A. My trips were not made at Hitler's order. They were made in response to invitations from foreign governments to the Luftwaffe and at the order of the Reichsmarshal. It was only because I was aware of the importance of these trips and because I incidentally heard political statements - it is true, with some reluctance, since they did not concern me as a soldier - that I thought it my duty to report personally to Hitler.

Q. Did Goering direct you to do that?

A. To go to Hitler? Yes, Goering told Hitler about it and Hitler ordered me to report to him. I myself did not say: "I am now going to see Hitler," but I received an order to that effect from Hitler himself.

Q. And did he not send you to Hitler until he knew what you were going to report?

A. No, he himself had ...

[ Previous | Index | Next ]

Home ·  Site Map ·  What's New? ·  Search Nizkor

© The Nizkor Project, 1991-2012

This site is intended for educational purposes to teach about the Holocaust and to combat hatred. Any statements or excerpts found on this site are for educational purposes only.

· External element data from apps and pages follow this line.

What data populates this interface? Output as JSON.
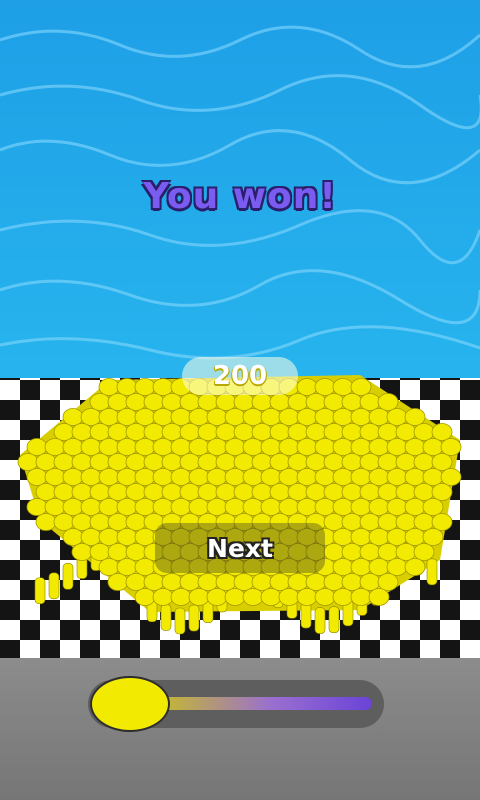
{
  "hud": {
    "title": "You won!",
    "crowd_count": "200",
    "next_label": "Next"
  },
  "slider": {
    "progress": 0.0
  },
  "colors": {
    "water": "#22a9ea",
    "crowd": "#f2ea00",
    "title": "#7a5cf0",
    "panel": "#808080"
  }
}
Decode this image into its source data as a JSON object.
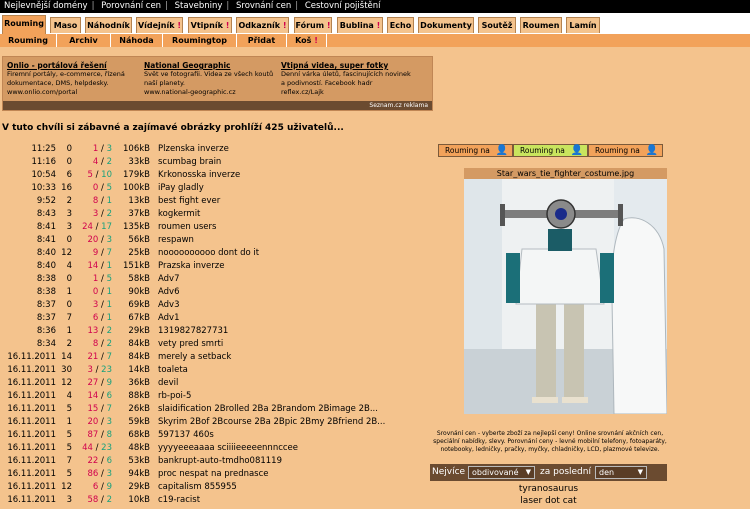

As part of these educational purposes, Nizkor may include on this website materials, such as excerpts from the writings of racists and antisemites. Far from approving these writings, Nizkor condemns them and provides them so that its readers can learn the nature and extent of hate and antisemitic discourse. Nizkor urges the readers of these pages to condemn racist and hate speech in all of its forms and manifestations.